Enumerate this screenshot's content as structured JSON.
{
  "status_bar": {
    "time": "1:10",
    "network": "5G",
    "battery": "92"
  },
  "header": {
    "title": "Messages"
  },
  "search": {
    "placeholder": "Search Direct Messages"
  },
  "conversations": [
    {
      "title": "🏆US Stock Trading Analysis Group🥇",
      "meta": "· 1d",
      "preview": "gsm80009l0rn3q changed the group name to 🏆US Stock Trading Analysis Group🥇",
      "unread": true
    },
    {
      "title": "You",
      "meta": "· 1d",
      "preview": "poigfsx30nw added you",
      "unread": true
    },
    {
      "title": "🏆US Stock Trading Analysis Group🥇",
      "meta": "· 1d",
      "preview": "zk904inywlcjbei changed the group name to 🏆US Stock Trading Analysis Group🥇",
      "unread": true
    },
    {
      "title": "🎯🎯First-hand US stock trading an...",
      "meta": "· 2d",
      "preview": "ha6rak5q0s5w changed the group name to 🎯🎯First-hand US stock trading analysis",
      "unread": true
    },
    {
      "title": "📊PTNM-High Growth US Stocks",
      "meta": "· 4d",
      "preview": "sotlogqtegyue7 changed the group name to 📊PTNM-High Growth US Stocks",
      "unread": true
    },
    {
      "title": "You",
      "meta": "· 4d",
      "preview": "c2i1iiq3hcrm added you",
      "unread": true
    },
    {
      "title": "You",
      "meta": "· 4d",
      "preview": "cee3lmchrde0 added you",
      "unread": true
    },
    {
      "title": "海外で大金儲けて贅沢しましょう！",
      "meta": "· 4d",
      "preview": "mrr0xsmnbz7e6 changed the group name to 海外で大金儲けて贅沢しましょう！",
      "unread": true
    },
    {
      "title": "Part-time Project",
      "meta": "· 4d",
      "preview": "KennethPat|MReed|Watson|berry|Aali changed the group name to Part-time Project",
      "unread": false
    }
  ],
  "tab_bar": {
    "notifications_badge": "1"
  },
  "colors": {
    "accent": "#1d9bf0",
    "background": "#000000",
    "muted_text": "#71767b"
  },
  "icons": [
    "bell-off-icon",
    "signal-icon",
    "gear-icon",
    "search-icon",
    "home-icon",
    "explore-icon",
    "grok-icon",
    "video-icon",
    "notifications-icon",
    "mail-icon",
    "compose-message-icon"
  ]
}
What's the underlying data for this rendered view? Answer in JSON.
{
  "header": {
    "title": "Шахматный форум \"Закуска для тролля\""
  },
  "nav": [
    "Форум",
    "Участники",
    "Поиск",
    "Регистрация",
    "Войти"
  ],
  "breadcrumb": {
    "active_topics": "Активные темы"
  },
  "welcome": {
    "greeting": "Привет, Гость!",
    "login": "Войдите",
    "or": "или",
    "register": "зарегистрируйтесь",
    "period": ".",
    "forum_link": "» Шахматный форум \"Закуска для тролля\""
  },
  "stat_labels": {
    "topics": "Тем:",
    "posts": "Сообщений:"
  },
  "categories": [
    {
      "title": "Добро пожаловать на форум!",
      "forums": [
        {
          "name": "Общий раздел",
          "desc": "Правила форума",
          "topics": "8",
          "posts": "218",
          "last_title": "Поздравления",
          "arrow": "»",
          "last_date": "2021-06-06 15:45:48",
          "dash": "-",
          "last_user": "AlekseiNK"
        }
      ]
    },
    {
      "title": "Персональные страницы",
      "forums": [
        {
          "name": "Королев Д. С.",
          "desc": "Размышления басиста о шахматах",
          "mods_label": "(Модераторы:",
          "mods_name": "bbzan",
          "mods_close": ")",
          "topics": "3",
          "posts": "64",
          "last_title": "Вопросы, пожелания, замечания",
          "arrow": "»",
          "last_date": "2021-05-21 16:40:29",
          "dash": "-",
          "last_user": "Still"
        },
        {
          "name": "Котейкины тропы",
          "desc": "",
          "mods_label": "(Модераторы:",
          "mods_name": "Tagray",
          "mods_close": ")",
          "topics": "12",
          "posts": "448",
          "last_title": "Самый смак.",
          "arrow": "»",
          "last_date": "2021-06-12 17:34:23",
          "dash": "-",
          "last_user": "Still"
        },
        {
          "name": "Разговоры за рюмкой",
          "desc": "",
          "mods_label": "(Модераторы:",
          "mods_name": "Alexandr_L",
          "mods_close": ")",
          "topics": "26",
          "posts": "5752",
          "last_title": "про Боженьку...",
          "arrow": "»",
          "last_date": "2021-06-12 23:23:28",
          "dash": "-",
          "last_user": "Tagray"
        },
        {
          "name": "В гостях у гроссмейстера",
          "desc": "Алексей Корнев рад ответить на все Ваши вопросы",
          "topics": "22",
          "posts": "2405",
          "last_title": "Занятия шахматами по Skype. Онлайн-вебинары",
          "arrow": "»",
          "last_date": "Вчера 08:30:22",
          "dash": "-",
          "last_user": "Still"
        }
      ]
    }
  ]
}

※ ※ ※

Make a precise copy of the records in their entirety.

* Reply to the task *
Enumerate this screenshot's content as structured JSON.
{
  "status_bar": {
    "time": "1:10",
    "network": "5G",
    "battery": "92"
  },
  "header": {
    "title": "Messages"
  },
  "search": {
    "placeholder": "Search Direct Messages"
  },
  "conversations": [
    {
      "title": "🏆US Stock Trading Analysis Group🥇",
      "meta": "· 1d",
      "preview": "gsm80009l0rn3q changed the group name to 🏆US Stock Trading Analysis Group🥇",
      "unread": true
    },
    {
      "title": "You",
      "meta": "· 1d",
      "preview": "poigfsx30nw added you",
      "unread": true
    },
    {
      "title": "🏆US Stock Trading Analysis Group🥇",
      "meta": "· 1d",
      "preview": "zk904inywlcjbei changed the group name to 🏆US Stock Trading Analysis Group🥇",
      "unread": true
    },
    {
      "title": "🎯🎯First-hand US stock trading an...",
      "meta": "· 2d",
      "preview": "ha6rak5q0s5w changed the group name to 🎯🎯First-hand US stock trading analysis",
      "unread": true
    },
    {
      "title": "📊PTNM-High Growth US Stocks",
      "meta": "· 4d",
      "preview": "sotlogqtegyue7 changed the group name to 📊PTNM-High Growth US Stocks",
      "unread": true
    },
    {
      "title": "You",
      "meta": "· 4d",
      "preview": "c2i1iiq3hcrm added you",
      "unread": true
    },
    {
      "title": "You",
      "meta": "· 4d",
      "preview": "cee3lmchrde0 added you",
      "unread": true
    },
    {
      "title": "海外で大金儲けて贅沢しましょう！",
      "meta": "· 4d",
      "preview": "mrr0xsmnbz7e6 changed the group name to 海外で大金儲けて贅沢しましょう！",
      "unread": true
    },
    {
      "title": "Part-time Project",
      "meta": "· 4d",
      "preview": "KennethPat|MReed|Watson|berry|Aali changed the group name to Part-time Project",
      "unread": false
    }
  ],
  "tab_bar": {
    "notifications_badge": "1"
  },
  "colors": {
    "accent": "#1d9bf0",
    "background": "#000000",
    "muted_text": "#71767b"
  },
  "icons": [
    "bell-off-icon",
    "signal-icon",
    "gear-icon",
    "search-icon",
    "home-icon",
    "explore-icon",
    "grok-icon",
    "video-icon",
    "notifications-icon",
    "mail-icon",
    "compose-message-icon"
  ]
}
What's the underlying data for this rendered view? Answer in JSON.
{
  "header": {
    "title": "Шахматный форум \"Закуска для тролля\""
  },
  "nav": [
    "Форум",
    "Участники",
    "Поиск",
    "Регистрация",
    "Войти"
  ],
  "breadcrumb": {
    "active_topics": "Активные темы"
  },
  "welcome": {
    "greeting": "Привет, Гость!",
    "login": "Войдите",
    "or": "или",
    "register": "зарегистрируйтесь",
    "period": ".",
    "forum_link": "» Шахматный форум \"Закуска для тролля\""
  },
  "stat_labels": {
    "topics": "Тем:",
    "posts": "Сообщений:"
  },
  "categories": [
    {
      "title": "Добро пожаловать на форум!",
      "forums": [
        {
          "name": "Общий раздел",
          "desc": "Правила форума",
          "topics": "8",
          "posts": "218",
          "last_title": "Поздравления",
          "arrow": "»",
          "last_date": "2021-06-06 15:45:48",
          "dash": "-",
          "last_user": "AlekseiNK"
        }
      ]
    },
    {
      "title": "Персональные страницы",
      "forums": [
        {
          "name": "Королев Д. С.",
          "desc": "Размышления басиста о шахматах",
          "mods_label": "(Модераторы:",
          "mods_name": "bbzan",
          "mods_close": ")",
          "topics": "3",
          "posts": "64",
          "last_title": "Вопросы, пожелания, замечания",
          "arrow": "»",
          "last_date": "2021-05-21 16:40:29",
          "dash": "-",
          "last_user": "Still"
        },
        {
          "name": "Котейкины тропы",
          "desc": "",
          "mods_label": "(Модераторы:",
          "mods_name": "Tagray",
          "mods_close": ")",
          "topics": "12",
          "posts": "448",
          "last_title": "Самый смак.",
          "arrow": "»",
          "last_date": "2021-06-12 17:34:23",
          "dash": "-",
          "last_user": "Still"
        },
        {
          "name": "Разговоры за рюмкой",
          "desc": "",
          "mods_label": "(Модераторы:",
          "mods_name": "Alexandr_L",
          "mods_close": ")",
          "topics": "26",
          "posts": "5752",
          "last_title": "про Боженьку...",
          "arrow": "»",
          "last_date": "2021-06-12 23:23:28",
          "dash": "-",
          "last_user": "Tagray"
        },
        {
          "name": "В гостях у гроссмейстера",
          "desc": "Алексей Корнев рад ответить на все Ваши вопросы",
          "topics": "22",
          "posts": "2405",
          "last_title": "Занятия шахматами по Skype. Онлайн-вебинары",
          "arrow": "»",
          "last_date": "Вчера 08:30:22",
          "dash": "-",
          "last_user": "Still"
        }
      ]
    }
  ]
}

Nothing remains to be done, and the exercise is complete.